- Brief
Please work out how many lines in the entries contain "Panel", then give that number with nothing added.

[Dataset rows describing interfaces]
###

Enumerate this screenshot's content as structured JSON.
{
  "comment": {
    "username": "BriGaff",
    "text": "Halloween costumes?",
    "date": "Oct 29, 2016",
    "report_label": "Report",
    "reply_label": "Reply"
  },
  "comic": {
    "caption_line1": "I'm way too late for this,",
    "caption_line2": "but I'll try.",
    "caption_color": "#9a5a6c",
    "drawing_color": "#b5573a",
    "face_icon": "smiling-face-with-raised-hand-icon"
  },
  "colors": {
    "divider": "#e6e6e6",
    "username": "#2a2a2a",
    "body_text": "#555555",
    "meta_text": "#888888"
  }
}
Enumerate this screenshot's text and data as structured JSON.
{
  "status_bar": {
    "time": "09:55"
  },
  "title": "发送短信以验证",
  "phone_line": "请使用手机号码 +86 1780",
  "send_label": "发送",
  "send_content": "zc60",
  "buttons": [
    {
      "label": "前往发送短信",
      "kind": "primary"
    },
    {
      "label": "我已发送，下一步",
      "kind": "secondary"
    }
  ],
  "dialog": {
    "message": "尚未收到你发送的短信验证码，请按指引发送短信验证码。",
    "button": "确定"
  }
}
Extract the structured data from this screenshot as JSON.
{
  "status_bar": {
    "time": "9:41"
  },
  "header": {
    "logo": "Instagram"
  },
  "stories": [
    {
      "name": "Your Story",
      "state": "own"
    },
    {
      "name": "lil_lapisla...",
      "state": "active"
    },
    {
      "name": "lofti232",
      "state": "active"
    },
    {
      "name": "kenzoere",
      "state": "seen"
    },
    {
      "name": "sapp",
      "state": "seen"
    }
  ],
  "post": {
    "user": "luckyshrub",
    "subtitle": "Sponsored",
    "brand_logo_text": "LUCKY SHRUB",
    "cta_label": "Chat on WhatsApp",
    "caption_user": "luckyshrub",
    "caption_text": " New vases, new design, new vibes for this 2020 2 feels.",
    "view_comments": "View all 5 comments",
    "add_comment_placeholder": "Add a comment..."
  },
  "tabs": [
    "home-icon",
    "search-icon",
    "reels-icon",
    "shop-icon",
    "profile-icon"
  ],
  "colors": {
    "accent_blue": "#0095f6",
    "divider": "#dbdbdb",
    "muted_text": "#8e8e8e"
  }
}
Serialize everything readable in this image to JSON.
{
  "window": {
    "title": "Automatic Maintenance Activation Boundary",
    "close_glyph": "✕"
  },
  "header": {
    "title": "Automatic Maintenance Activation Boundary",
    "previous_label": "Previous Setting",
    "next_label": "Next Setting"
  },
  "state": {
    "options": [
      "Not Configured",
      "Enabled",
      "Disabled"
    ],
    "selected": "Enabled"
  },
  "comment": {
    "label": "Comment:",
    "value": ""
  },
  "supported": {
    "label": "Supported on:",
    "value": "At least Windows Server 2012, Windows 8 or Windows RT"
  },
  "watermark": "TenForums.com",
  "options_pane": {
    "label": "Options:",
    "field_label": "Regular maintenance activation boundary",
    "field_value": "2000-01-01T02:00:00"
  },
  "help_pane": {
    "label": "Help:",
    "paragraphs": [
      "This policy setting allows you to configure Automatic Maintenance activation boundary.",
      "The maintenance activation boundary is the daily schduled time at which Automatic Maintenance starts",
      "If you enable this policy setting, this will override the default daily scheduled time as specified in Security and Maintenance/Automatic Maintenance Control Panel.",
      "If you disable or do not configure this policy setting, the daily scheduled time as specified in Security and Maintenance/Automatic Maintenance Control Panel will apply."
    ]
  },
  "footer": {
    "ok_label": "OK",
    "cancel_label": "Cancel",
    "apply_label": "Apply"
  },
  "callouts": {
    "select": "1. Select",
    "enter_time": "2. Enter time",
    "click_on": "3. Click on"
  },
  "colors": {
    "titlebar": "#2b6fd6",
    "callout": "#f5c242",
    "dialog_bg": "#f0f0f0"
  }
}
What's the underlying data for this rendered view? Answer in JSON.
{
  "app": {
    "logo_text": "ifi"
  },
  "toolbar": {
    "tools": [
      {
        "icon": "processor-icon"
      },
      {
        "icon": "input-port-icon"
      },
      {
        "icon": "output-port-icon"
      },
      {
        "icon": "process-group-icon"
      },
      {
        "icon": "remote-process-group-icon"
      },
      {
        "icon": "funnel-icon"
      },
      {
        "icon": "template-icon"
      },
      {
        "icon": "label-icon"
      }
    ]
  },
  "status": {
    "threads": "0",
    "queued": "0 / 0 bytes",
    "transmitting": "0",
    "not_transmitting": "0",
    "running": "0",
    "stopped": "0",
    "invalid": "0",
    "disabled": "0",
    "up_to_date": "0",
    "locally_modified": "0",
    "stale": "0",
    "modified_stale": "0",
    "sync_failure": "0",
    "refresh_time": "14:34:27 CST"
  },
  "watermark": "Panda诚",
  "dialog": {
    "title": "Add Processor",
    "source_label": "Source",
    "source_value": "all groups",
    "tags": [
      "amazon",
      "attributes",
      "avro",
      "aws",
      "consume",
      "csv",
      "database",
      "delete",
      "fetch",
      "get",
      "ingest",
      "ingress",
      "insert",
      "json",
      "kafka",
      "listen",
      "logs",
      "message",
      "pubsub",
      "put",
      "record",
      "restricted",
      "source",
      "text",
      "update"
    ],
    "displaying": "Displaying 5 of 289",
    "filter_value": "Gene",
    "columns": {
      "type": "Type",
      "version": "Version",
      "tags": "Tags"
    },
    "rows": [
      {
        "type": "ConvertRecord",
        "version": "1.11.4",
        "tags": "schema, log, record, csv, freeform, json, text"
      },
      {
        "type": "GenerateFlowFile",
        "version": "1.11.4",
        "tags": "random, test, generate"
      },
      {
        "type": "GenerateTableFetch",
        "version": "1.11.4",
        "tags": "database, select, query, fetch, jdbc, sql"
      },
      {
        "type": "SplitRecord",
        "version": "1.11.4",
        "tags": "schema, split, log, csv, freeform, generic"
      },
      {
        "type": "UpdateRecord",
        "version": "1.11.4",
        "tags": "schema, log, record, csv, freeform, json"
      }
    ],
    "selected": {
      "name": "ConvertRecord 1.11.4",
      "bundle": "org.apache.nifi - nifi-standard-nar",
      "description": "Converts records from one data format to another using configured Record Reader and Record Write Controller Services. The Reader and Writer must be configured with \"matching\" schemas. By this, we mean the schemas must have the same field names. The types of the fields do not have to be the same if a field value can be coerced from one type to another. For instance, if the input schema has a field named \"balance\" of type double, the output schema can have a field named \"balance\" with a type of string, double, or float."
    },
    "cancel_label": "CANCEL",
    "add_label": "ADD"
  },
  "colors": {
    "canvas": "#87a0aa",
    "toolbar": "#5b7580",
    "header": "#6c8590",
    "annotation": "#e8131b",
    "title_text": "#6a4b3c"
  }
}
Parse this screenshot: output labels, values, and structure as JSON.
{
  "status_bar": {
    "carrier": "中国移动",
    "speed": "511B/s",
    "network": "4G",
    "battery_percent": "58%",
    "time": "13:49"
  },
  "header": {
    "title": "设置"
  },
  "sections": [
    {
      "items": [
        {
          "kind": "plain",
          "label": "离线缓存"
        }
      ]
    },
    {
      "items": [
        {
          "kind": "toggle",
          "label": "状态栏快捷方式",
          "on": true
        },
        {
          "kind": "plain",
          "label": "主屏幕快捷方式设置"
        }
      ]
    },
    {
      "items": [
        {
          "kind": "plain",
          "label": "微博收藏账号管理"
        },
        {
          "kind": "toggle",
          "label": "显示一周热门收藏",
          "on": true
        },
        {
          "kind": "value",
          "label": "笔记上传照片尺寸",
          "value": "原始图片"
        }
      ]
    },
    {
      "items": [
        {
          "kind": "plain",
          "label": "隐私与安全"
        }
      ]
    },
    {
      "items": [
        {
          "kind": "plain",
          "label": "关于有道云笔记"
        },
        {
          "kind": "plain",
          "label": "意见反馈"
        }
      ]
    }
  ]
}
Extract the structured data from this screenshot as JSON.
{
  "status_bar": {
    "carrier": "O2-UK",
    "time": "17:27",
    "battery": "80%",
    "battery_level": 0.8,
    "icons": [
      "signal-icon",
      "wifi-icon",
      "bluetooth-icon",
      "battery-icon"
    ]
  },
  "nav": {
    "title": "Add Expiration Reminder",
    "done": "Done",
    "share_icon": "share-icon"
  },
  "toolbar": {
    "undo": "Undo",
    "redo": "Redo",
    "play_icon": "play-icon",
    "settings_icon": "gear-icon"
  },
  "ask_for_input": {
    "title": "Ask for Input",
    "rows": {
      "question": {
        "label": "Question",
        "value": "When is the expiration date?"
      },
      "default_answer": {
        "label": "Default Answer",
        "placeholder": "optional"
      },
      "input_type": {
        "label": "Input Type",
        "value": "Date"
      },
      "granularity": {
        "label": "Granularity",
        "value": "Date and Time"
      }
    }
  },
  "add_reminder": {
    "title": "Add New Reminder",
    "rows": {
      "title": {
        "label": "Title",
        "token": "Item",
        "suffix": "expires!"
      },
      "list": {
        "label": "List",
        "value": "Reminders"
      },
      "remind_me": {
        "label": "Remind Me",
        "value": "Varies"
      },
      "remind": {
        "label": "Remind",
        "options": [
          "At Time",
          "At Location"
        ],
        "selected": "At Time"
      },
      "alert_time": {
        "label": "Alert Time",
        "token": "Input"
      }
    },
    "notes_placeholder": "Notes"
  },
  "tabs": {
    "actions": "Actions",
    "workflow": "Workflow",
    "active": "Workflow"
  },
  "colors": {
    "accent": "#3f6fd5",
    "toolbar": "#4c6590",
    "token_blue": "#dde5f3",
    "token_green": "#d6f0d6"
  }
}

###

- Task output
2